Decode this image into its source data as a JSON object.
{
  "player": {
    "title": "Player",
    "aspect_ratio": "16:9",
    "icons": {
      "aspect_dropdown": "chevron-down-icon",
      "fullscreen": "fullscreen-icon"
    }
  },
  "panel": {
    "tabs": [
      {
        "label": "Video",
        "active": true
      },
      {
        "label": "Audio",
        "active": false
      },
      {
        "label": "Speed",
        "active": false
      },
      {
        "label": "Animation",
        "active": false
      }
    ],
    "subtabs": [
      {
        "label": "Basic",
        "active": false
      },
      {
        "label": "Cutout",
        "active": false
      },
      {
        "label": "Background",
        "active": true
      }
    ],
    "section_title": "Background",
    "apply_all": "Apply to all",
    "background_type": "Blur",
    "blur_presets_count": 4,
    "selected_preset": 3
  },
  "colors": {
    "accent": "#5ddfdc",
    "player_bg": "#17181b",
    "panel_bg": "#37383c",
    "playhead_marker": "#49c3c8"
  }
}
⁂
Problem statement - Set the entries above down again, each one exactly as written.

The answer -
Decode this image into its source data as a JSON object.
{
  "player": {
    "title": "Player",
    "aspect_ratio": "16:9",
    "icons": {
      "aspect_dropdown": "chevron-down-icon",
      "fullscreen": "fullscreen-icon"
    }
  },
  "panel": {
    "tabs": [
      {
        "label": "Video",
        "active": true
      },
      {
        "label": "Audio",
        "active": false
      },
      {
        "label": "Speed",
        "active": false
      },
      {
        "label": "Animation",
        "active": false
      }
    ],
    "subtabs": [
      {
        "label": "Basic",
        "active": false
      },
      {
        "label": "Cutout",
        "active": false
      },
      {
        "label": "Background",
        "active": true
      }
    ],
    "section_title": "Background",
    "apply_all": "Apply to all",
    "background_type": "Blur",
    "blur_presets_count": 4,
    "selected_preset": 3
  },
  "colors": {
    "accent": "#5ddfdc",
    "player_bg": "#17181b",
    "panel_bg": "#37383c",
    "playhead_marker": "#49c3c8"
  }
}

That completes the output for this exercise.